"He's been in a bit of a conundrum [in advance of] leaving LPL." See: LPL shares spike despite CFO downplay of buyout prospects as CEO Mark Casady reveals 'large programs' at banks are kicking LPL tires

LPL spokeswoman Lauren Hoyt-Willams says there was no conflict of interest with Casady founding Vestigo. "Mark is an investor with Vestigo; he is not an employee or officer of the firm. He has been involved with them for about 18 months, so this is nothing new." Vestigo does not have an ADV.

Indeed, Casady's title is general partner and advisor chairman, according to the Vestigo website.

The first investment by the Casady startup is $250,000 in LifeYield, a company founded in 2008.  LifeYield, which has received about $12-million in non-VC backing since its founding, caught fire in 2016 when it struck upon a software that helps advisors help their clients to manage Social Security.

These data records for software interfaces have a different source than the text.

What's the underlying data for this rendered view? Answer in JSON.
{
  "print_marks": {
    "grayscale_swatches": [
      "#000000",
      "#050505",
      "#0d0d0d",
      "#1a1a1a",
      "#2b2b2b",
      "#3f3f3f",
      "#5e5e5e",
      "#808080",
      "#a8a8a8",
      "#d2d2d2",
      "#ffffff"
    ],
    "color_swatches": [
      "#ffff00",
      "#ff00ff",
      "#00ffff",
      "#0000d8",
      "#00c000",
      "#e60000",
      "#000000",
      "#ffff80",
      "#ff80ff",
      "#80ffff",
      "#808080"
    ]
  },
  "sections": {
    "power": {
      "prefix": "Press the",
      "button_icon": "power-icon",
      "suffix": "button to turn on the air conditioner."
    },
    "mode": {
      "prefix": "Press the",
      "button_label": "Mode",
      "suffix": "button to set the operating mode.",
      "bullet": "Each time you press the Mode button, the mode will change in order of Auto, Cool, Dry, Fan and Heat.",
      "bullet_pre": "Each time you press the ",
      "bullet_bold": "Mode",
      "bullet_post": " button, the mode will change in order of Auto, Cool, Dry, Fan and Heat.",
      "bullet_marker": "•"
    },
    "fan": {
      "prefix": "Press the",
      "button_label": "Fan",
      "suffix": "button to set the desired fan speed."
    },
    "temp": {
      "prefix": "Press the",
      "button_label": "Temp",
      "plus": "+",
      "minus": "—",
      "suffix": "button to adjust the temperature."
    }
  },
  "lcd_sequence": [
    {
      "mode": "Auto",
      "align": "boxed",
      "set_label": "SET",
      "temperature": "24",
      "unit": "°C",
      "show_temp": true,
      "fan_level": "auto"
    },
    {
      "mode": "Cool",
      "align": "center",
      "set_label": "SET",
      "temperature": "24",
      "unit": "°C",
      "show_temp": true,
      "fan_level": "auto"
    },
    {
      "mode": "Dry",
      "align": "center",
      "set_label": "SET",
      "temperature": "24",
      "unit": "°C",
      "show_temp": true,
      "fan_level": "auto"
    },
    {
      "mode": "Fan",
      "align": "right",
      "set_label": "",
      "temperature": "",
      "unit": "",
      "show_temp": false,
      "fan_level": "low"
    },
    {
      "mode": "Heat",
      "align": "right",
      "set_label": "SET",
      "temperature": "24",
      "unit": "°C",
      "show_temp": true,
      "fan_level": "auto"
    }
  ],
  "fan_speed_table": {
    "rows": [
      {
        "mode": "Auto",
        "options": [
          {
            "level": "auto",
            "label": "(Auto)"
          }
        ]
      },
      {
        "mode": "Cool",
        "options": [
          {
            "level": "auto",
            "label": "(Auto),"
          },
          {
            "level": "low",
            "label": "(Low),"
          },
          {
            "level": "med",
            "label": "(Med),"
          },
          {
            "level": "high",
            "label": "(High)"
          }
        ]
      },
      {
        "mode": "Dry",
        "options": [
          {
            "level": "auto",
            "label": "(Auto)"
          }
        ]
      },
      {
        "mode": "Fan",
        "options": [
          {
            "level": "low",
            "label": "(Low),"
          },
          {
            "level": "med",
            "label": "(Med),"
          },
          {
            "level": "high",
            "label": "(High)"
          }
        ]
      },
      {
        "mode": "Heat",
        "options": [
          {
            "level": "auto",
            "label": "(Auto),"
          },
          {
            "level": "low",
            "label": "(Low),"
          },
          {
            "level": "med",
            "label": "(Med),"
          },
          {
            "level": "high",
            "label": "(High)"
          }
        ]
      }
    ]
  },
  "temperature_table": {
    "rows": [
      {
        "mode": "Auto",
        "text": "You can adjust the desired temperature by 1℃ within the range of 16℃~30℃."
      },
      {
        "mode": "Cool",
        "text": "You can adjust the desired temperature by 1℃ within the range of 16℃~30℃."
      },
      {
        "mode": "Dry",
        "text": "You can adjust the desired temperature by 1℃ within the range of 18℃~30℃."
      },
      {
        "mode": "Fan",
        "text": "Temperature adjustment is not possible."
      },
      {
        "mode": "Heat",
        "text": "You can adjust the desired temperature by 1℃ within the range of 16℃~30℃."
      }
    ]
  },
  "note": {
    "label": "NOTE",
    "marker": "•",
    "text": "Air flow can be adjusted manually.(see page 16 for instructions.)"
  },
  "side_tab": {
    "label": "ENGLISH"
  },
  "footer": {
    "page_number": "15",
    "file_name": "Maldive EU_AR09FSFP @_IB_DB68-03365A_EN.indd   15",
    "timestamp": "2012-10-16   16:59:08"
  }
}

Though Casady was preoccupied with LPL as his day job, Sharry says he showed LifeYield, whose 25 employees work at 175 Federal Street in downtown Boston, lots of heart over the past few months.

"We met with Mark a number of times. He's very available, accessible and excited about it."

Clients of LifeYield include Franklin Templeton, New York Life, SunTrust Banks and two of the wirehouses. There are about 50,000 advisors using LifeYield software, a number set to double in 2017 on the strength of the Social Security application. See: Why a $1.5 billion RIA is selling internally this time -- perhaps with Schwab as 'investment bank' -- after a sale to an outsider went bad

Breakout year

With his firm's cash flow and previous investments, Sharry says that the VC funding was not critical to his LifeYield success.

"It was by no means a requirement. We wanted to be connected to quality people."

Mark Hoffman, CEO, LifeYield echoed that sense of flattery and that his firm is operating from a position of strength in welcoming its first VC money. 

“We are honored the industry veterans and leaders at Vestigo Ventures chose to put their trust and investment in our company,” he said in a release.  “We are in the midst of a breakout year and Vestigo’s investment will play an important role in accelerating our delivery of software that help investors, advisors and their firms enjoy significantly improved results.”

Sharry adds that the $250,000 Vestigo investment will largely go to making the Social Security app simpler and more attractive. See: RIABiz Conversations: Eugene Steuerle answers RIAs' technical questions about how to use Social Security as an annuity

Though the Social Security aspect of its software has been hot, LifeYield focuses on software that helps advisors optimize withdrawal of income across multiple accounts. It also has portfolio software that helps advisors know where to locate assets based on their tax consequences.

Vestigo's board also includes E*Trade's former president, Jarrett Lillien and former head of BlackRock iShares, Martin Beaulieu as notables on a star-studded list.


Mentioned in this article:

LPL Financial
Asset Custodian
Top Executive: Bill Morrissey

Share your thoughts and opinions with the author or other readers.


Stephen Winks said:

December 10, 2016 — 7:17 PM UTC

Perhaps Mark Casady can cross the chasm between conventional brokerage and advisory services. Prudent process (asset/liability study, investment policy, portfolio construction, performance monitor) authenticated back to non-negotiable statutory fiduciary duty (which put financial services back into the financial services business) has largely been ignored by the brokerage industry. Yet it is essential for professional standing and creating a safe environment in which brokers can work in rendering advice. Professional standing in rendering advice is based on statutory duty, not addressing disparate client objectives like education funding or retirement, etc. .Mark can cut through a lot of myths and cultural impediments that impede innovation in ways others cannot. SCW

Submit your comments: